Picks and Pans Review: Dragonfly
The Canadian folk-pop singer seems to be trafficking in craft rather than art on her second U.S. release. The result is a collection that is lighter and less daring than her attention-grabbing 1993 debut, Bohemia. The melodies on Dragonfly have a purposeful simplicity and a folkie feel which, combined with Moore's reedy voice, give the record a moony, subdued mood reminiscent of Fleetwood Mac's Bare Trees.' But Moore still shows flashes of her flair for original arrangements: for instance, the way the conventional country ballad verse of "All I Can't Explain" gives way to a misty, modal chorus.

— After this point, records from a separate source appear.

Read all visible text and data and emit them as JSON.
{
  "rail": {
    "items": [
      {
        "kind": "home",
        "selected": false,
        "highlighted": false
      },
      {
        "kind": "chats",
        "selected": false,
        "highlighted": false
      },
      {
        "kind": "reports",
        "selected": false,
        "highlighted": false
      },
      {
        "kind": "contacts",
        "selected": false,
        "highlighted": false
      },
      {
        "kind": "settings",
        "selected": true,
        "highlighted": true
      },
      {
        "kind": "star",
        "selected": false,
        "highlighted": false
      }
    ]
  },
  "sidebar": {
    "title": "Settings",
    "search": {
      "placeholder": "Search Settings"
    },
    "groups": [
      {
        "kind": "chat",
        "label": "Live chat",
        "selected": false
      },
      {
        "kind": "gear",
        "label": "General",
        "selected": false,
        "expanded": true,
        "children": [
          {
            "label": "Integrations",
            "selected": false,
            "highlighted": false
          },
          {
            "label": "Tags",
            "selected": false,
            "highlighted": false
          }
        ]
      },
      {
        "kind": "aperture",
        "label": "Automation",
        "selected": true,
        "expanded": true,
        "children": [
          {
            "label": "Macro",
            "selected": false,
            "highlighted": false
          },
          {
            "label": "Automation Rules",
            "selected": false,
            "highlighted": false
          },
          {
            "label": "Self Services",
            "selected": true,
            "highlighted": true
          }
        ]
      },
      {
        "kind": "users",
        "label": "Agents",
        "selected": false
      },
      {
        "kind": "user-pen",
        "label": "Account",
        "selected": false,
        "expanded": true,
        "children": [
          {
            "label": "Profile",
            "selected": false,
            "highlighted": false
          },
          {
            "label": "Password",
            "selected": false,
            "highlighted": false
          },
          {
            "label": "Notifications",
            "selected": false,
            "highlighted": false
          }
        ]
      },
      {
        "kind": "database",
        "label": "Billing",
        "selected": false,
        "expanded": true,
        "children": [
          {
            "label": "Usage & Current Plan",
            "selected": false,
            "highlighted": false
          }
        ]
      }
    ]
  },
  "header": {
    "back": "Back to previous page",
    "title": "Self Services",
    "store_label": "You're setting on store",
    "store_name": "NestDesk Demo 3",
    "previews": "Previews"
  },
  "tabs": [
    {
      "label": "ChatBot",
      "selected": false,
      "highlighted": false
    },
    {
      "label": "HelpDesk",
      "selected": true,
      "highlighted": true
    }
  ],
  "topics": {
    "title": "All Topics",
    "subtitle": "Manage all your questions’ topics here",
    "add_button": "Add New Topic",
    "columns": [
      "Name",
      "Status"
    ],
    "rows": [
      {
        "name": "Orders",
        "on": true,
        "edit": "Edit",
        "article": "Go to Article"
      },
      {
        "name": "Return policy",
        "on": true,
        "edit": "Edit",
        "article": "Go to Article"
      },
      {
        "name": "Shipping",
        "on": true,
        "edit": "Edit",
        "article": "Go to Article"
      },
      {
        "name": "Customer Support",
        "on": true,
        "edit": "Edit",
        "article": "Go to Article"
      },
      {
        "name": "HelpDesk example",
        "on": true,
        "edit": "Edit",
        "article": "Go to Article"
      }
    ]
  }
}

Moore's gentler approach on her sophomore outing produces dramatically mixed results. Some tracks, like "Evolution (The Same Way)," are so spare as to be almost shapeless. The best songs, such as the supple and sweet "Genuine," are radiant as mother-of-pearl. (TriStar Music)